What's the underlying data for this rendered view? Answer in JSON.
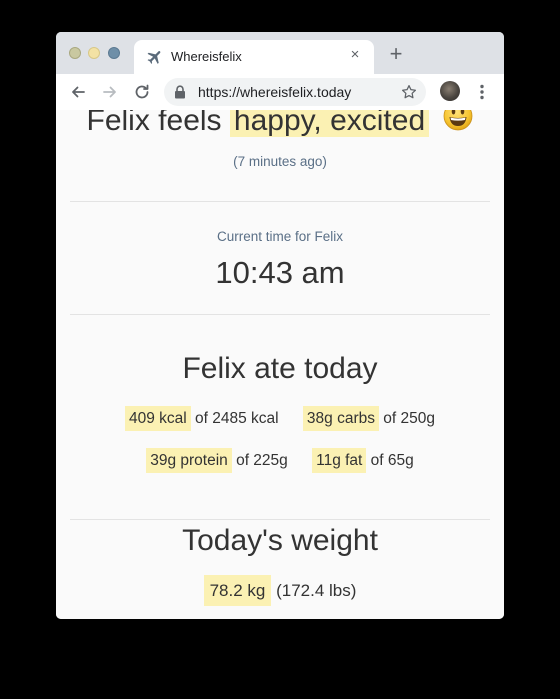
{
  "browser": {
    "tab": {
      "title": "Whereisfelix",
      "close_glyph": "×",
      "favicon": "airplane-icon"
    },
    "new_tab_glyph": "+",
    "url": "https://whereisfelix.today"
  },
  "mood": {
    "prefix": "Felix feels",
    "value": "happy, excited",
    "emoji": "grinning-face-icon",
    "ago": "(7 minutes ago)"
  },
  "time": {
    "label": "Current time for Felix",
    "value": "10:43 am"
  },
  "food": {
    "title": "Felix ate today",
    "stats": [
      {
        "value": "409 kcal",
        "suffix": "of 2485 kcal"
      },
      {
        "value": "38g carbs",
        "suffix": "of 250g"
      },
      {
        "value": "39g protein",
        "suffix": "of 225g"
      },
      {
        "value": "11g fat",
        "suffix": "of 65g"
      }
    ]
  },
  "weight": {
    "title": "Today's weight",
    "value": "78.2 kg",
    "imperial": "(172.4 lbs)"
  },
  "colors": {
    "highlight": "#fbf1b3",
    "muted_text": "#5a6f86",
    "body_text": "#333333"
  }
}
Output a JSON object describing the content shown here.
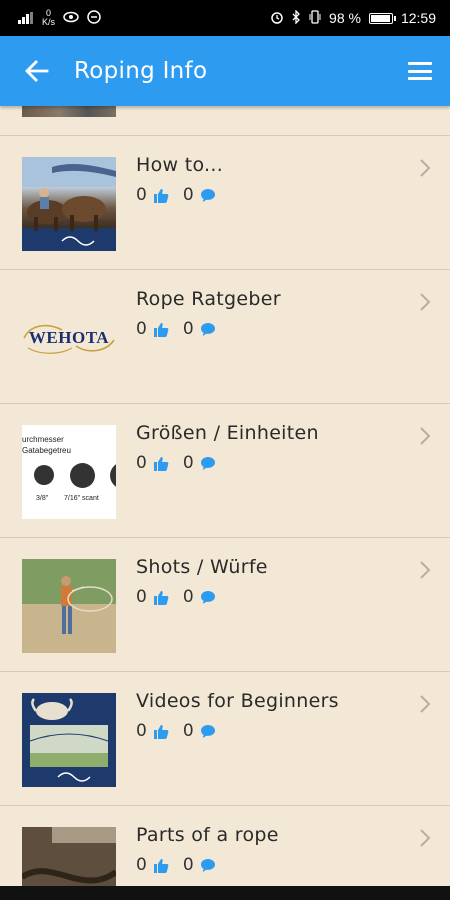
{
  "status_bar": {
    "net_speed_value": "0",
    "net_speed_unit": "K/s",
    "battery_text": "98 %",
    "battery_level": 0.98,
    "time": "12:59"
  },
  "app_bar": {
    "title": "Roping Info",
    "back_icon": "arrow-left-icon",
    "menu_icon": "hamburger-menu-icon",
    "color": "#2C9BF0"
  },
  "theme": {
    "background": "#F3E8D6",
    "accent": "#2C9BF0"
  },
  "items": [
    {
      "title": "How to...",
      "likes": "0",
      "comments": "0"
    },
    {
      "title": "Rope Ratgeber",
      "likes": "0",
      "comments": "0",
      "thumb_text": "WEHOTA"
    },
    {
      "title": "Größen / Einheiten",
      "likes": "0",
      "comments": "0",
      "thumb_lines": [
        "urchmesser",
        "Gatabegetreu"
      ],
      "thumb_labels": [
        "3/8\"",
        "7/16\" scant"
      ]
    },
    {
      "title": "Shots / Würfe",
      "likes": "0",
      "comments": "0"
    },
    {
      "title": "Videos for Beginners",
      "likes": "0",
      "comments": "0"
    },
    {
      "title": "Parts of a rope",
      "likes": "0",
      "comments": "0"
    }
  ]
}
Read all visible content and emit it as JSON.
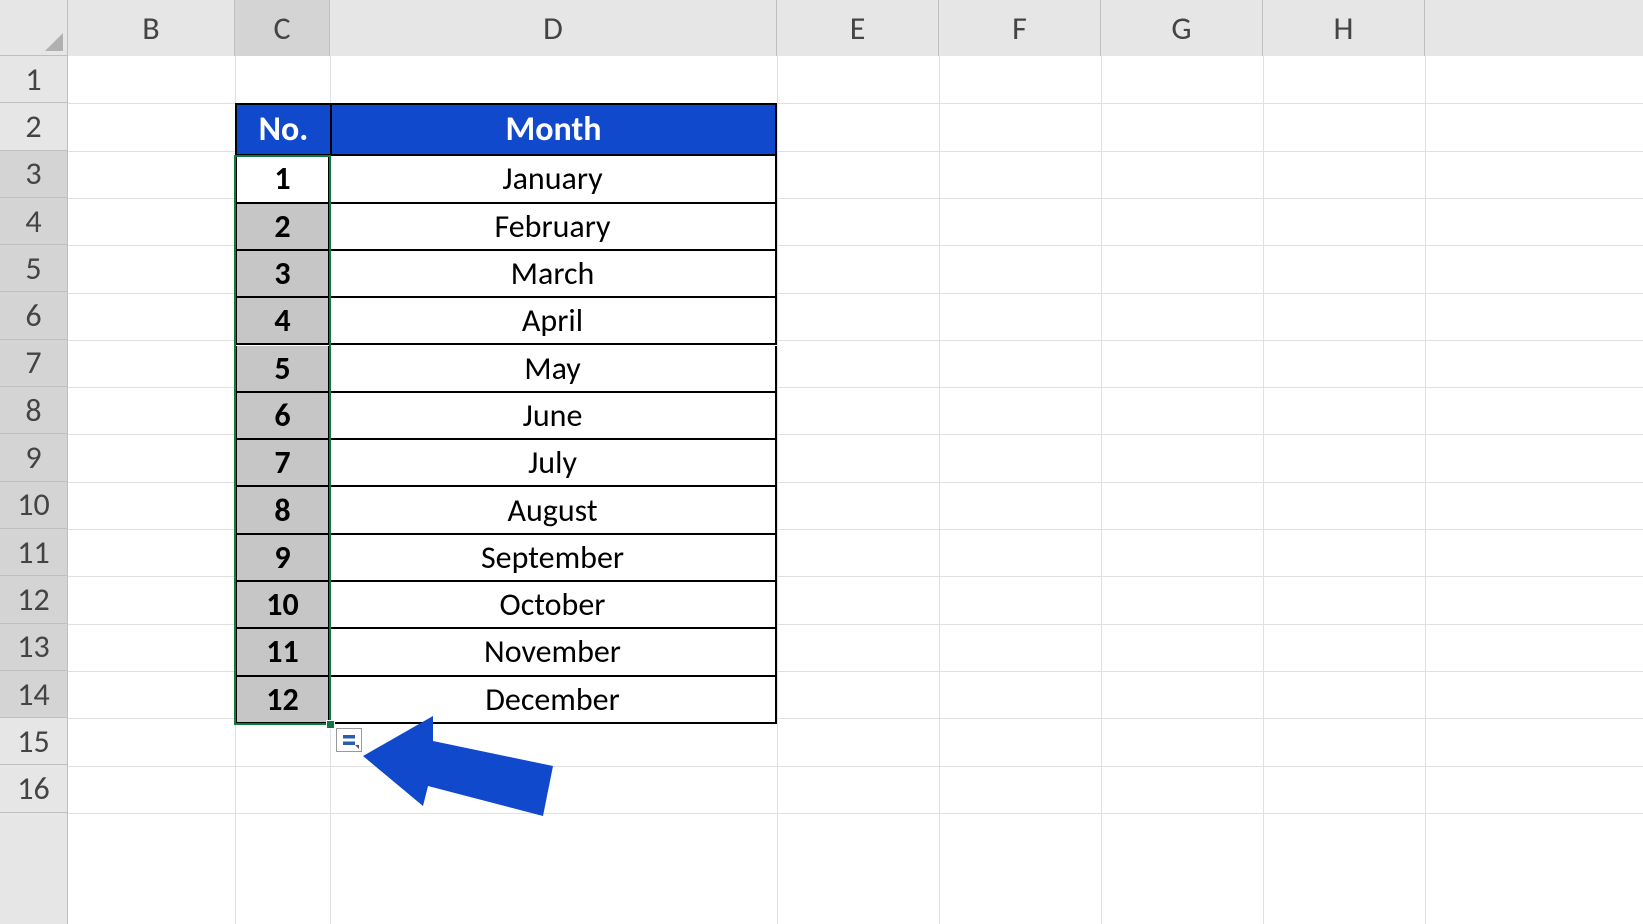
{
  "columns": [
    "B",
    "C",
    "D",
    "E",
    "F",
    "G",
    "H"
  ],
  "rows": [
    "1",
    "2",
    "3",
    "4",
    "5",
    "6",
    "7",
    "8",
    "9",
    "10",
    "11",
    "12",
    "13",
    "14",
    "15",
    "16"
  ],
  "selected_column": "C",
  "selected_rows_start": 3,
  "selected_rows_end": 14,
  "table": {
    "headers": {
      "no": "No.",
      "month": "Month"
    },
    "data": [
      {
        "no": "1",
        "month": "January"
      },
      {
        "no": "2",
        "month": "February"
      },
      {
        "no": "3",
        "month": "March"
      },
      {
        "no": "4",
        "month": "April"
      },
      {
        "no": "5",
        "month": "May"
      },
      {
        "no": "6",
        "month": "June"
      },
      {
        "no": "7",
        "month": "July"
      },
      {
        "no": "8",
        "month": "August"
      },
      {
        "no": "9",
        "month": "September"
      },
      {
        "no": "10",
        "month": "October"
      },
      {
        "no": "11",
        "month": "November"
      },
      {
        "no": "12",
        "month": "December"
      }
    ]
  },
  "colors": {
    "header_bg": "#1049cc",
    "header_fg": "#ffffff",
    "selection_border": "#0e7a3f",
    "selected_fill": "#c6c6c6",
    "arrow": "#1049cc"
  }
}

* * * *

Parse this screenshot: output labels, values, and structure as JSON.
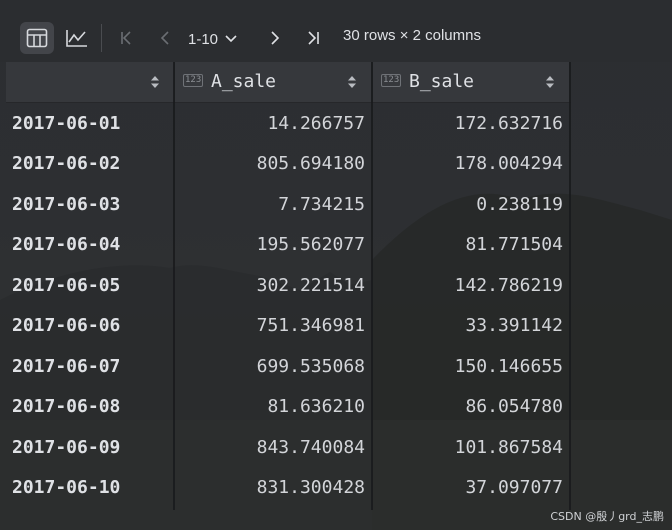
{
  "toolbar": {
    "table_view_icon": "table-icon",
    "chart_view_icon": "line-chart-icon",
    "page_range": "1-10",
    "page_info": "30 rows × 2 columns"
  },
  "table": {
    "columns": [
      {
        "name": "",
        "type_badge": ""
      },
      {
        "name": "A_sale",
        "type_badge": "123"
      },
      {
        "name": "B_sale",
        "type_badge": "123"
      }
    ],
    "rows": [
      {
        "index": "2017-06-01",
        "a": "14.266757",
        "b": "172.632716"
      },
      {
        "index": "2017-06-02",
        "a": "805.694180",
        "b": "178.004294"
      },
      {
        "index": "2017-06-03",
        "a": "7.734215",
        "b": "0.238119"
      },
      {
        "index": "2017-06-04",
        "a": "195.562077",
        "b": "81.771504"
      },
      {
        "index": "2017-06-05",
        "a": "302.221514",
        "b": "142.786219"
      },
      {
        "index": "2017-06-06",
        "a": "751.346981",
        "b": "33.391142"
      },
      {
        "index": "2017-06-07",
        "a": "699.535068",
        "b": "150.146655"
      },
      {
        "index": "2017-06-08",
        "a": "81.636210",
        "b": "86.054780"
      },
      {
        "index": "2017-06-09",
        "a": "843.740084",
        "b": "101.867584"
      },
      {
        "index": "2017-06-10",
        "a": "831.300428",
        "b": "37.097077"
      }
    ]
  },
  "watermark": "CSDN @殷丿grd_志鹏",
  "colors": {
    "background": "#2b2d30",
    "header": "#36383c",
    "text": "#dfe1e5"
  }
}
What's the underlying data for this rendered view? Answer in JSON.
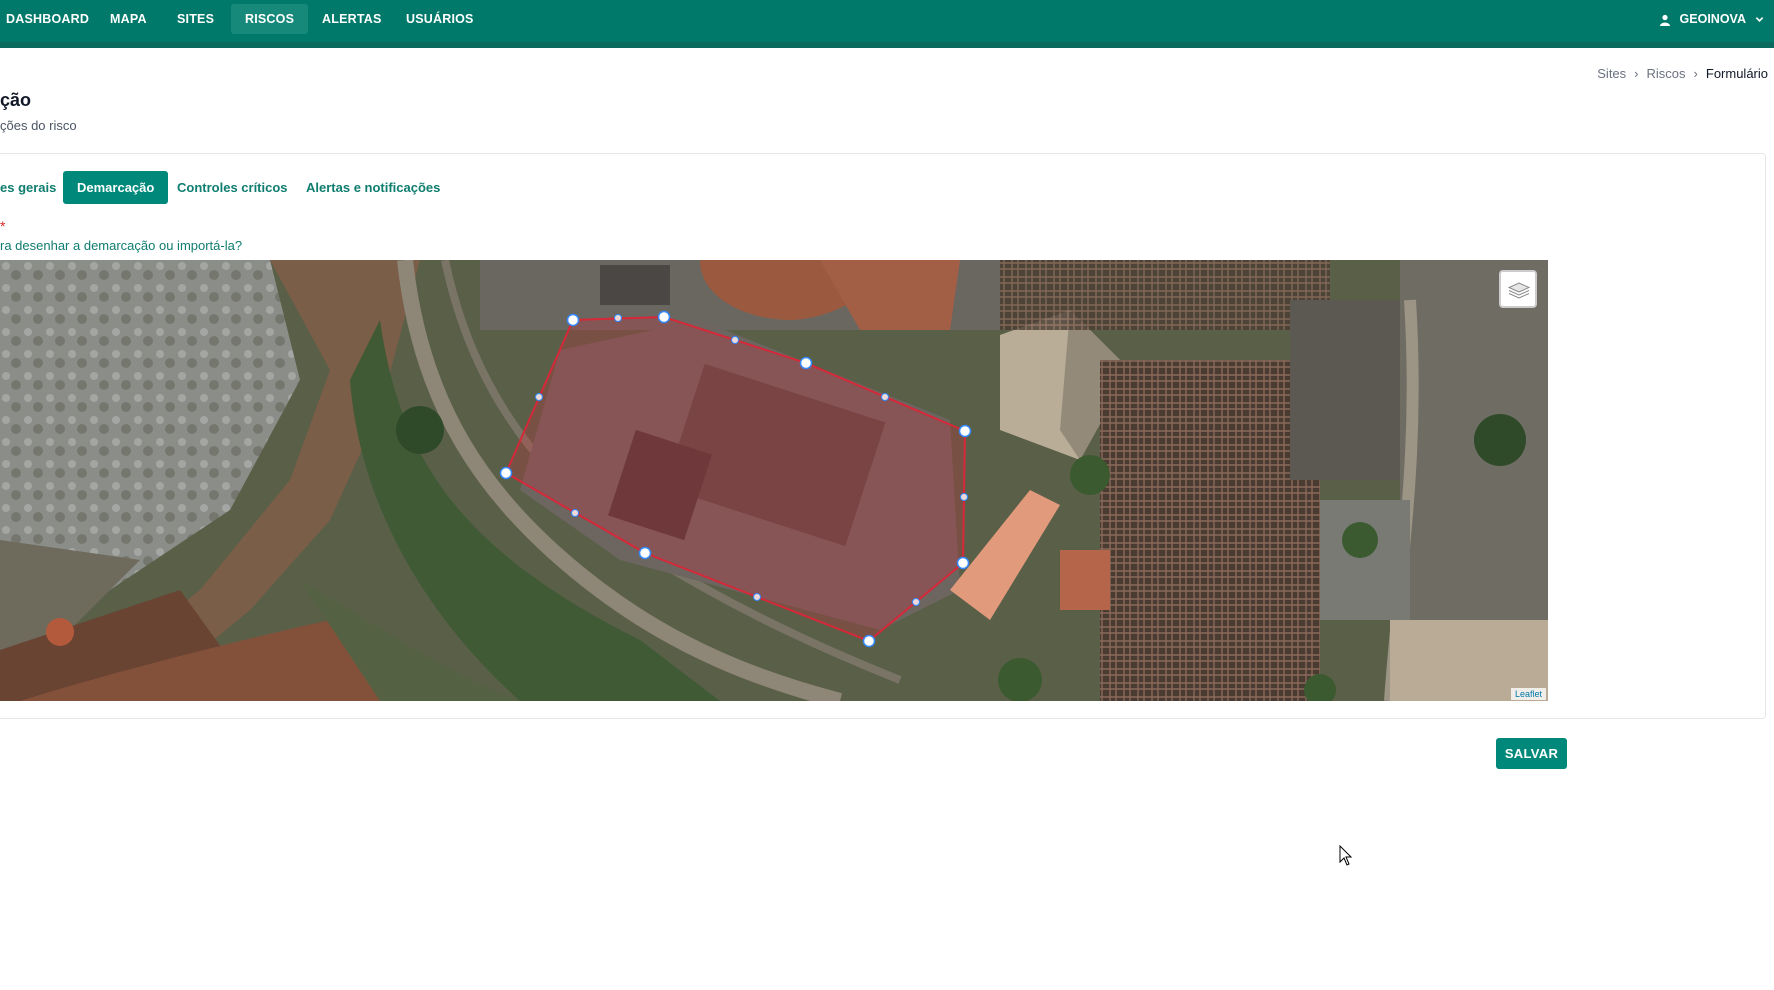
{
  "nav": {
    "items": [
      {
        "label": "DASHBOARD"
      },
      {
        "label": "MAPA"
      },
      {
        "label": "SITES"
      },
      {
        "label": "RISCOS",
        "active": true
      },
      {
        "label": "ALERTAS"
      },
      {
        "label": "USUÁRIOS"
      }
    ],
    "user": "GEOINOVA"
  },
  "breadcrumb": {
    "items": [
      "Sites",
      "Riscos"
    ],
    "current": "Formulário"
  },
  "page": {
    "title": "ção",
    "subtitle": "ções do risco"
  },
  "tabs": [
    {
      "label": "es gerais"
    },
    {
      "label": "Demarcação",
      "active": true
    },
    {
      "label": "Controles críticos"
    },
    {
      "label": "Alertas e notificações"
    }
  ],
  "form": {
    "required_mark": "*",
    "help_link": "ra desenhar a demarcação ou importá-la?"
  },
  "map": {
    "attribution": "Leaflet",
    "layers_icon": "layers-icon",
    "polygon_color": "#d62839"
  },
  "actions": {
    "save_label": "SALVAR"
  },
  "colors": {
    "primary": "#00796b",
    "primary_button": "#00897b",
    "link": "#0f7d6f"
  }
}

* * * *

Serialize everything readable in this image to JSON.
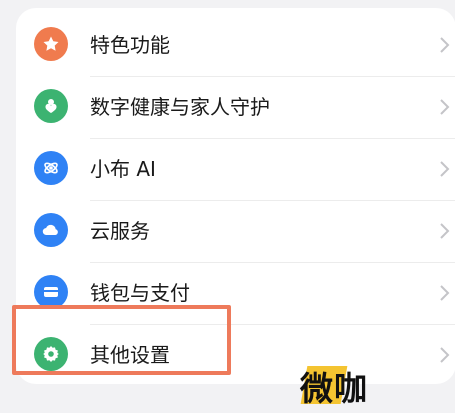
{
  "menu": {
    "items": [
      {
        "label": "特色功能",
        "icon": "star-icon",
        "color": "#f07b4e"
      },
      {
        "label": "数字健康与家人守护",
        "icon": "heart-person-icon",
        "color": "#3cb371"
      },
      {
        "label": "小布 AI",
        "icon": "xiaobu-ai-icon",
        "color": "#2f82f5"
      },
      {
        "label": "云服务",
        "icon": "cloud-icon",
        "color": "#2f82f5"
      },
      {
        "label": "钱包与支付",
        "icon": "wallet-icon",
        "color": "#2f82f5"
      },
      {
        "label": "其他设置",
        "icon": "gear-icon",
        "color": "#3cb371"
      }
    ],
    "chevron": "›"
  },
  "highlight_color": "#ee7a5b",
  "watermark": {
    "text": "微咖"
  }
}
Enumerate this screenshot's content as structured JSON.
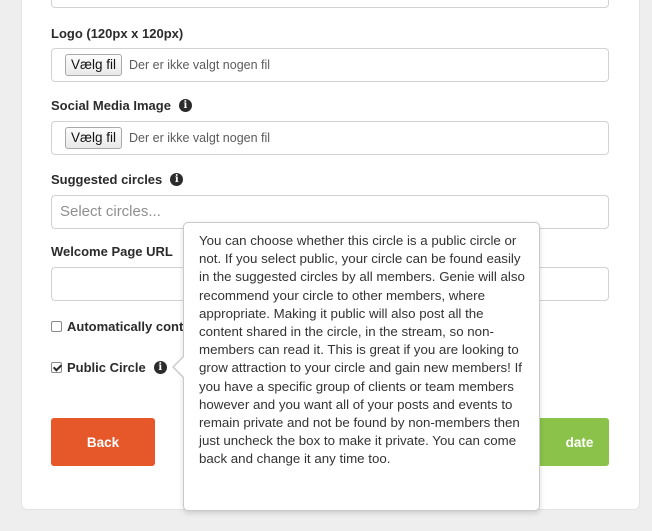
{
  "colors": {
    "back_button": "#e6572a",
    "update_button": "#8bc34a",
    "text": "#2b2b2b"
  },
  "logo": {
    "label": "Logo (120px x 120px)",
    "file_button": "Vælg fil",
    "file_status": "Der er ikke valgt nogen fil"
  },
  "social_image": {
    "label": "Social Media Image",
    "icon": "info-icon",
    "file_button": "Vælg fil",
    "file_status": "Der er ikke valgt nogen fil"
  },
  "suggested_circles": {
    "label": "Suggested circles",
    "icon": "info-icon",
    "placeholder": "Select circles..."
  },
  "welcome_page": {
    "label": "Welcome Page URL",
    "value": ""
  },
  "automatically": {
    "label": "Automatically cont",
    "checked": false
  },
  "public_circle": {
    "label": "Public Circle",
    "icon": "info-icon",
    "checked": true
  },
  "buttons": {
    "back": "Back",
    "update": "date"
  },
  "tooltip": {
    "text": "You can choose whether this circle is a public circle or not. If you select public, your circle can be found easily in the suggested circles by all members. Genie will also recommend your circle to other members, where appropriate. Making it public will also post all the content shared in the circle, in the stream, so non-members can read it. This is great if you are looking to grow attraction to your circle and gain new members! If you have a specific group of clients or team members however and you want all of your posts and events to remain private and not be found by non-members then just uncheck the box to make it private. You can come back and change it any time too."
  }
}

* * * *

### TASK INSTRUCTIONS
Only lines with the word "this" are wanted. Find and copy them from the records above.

### EXERCISE SOLUTION
What's the underlying data for this rendered view? Answer in JSON.
Parse this screenshot: output labels, values, and structure as JSON.
What's the underlying data for this rendered view? Answer in JSON.
Serialize everything readable in this image to JSON.
Enumerate this screenshot's content as structured JSON.
    "text": "You can choose whether this circle is a public circle or not. If you select public, your circle can be found easily in the suggested circles by all members. Genie will also recommend your circle to other members, where appropriate. Making it public will also post all the content shared in the circle, in the stream, so non-members can read it. This is great if you are looking to grow attraction to your circle and gain new members! If you have a specific group of clients or team members however and you want all of your posts and events to remain private and not be found by non-members then just uncheck the box to make it private. You can come back and change it any time too."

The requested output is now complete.